After watching the trailer for Labor Day, my first tweet was “I want to see Labor Day, but I don’t think I should.” Perfect assessment. The characters are likable and the setting/time period bring up a nostalgia for childhood. The problem lies in the story. There’s too much going on, not enough exposition, the pace is too quick, altogether it’s kind of a mess. Best part of the movie though is the song from the trailer that grabbed my attention from the get-go. Didn’t like the movie, but I still love the song.
Everything about it screams Wes Anderson, and stop-motion animation seems like the perfect medium to express his particular cinematic world view. Boggis, Bunce, and Bean / One fat, one short, one lean! / Those horrible crooks / So different in looks / And nonetheless equally mean!
That Awkward Moment (Tom Gormican, 2014)
If there’s ever a time to trust the Rotten Tomatoes score, it’s when both the critic and user scores are rotten. I wish I would have trusted good ol’ RT on this one because goodness gracious it was awwwwful. About halfway through, I realized I didn’t know any of the character’s names. The costumes looked like someone pulled a set of coordinating outfits of a window display. And the film rotated every scene between Efron’s apartment, their neighborhood bar, and aimless walking down a city street, With some actual direction, it could have been better, or atleast had something worthwhile about it. It felt like someone filmed rehearsals and then edited it into a movie, accidentally leaving out most of the plot in favor of gag jokes. For all I know, I could have been watching scenes out of order and honestly, it wouldn’t have changed much. Miles Teller is so much better than this.
The Lego Movie (Phil Lord and Christopher Miller, 2014)

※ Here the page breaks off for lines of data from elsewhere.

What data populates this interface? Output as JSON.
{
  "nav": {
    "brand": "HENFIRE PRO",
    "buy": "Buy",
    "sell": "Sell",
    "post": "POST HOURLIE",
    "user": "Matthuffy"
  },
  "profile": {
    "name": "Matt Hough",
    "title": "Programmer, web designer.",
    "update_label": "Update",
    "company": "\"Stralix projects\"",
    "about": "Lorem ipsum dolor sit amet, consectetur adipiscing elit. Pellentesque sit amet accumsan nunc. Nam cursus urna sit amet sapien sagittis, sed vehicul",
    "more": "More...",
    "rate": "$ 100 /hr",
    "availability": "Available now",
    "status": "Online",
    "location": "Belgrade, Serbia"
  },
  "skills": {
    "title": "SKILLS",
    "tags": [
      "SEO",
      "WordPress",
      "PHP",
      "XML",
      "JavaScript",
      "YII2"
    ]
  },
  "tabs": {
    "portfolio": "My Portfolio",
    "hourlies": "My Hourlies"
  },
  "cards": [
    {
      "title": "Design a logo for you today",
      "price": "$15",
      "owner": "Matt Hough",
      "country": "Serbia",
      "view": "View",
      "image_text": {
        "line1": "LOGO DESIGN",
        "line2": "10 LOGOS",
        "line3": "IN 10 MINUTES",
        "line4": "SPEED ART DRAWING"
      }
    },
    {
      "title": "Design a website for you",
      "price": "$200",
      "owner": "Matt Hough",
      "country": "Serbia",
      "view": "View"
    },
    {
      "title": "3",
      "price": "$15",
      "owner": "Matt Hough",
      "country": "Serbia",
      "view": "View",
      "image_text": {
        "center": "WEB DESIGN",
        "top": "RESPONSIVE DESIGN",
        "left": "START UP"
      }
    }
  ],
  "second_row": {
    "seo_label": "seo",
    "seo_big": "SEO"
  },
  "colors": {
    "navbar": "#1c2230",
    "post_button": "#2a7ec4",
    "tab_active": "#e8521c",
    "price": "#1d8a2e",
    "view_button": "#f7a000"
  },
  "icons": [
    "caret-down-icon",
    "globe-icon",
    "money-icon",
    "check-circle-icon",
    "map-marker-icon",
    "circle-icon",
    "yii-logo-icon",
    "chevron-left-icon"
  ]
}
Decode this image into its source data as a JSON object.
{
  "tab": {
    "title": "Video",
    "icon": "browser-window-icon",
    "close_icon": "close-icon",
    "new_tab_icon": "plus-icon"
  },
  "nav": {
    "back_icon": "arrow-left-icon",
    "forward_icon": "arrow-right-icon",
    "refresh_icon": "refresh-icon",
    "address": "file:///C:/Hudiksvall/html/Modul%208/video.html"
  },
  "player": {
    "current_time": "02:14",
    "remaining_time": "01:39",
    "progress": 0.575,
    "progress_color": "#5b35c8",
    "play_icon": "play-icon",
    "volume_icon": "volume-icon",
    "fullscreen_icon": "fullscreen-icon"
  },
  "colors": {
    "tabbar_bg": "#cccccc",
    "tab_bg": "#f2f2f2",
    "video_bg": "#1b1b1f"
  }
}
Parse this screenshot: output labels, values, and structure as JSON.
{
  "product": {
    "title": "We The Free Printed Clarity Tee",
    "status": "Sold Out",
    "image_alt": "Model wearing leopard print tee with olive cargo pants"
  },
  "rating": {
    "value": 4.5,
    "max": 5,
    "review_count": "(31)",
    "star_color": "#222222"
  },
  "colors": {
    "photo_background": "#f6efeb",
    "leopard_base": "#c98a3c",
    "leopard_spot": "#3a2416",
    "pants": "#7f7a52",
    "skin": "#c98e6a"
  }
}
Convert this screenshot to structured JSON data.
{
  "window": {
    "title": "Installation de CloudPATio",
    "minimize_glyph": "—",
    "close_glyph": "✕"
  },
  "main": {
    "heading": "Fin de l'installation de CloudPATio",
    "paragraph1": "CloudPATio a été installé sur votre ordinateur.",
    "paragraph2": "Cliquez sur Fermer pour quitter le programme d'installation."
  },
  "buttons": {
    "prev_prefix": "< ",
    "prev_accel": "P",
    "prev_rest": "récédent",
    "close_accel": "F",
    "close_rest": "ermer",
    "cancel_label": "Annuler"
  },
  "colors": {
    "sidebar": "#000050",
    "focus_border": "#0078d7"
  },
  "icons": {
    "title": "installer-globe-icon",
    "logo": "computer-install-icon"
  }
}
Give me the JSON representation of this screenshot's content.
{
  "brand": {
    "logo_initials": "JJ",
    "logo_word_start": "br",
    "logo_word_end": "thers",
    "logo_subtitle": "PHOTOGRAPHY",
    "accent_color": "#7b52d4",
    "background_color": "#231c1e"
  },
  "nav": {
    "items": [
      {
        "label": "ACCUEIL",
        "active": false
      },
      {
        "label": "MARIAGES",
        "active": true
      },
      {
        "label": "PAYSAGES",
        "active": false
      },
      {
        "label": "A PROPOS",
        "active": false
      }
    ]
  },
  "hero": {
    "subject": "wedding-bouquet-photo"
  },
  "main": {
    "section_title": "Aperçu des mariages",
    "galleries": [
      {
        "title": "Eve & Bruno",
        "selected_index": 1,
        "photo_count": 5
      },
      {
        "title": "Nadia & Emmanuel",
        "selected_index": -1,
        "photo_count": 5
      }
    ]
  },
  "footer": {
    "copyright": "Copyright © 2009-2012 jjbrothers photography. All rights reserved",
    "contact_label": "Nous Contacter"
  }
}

So good, I’ve already seen it twice. And in February, who would’ve thought? It’s in the same vein of adult-friendly animation for kids as Wreck-It Ralph and Cloudy with a Chance of Meatballs, and it incorporates the self-reflexive intelligence of film and the Lego world to be universally impressive. The Vertov reference shocked me and took it to a whole other level. I can’t wait for kids seeing it for the first time now to watch it again in their twenties and finally understand everything. Oh, and there’s a big twist that will blow your mind. Do yourself a favor and see it as many times as you can. I’ll be here, watching this mesmerizing gif for the next several hours.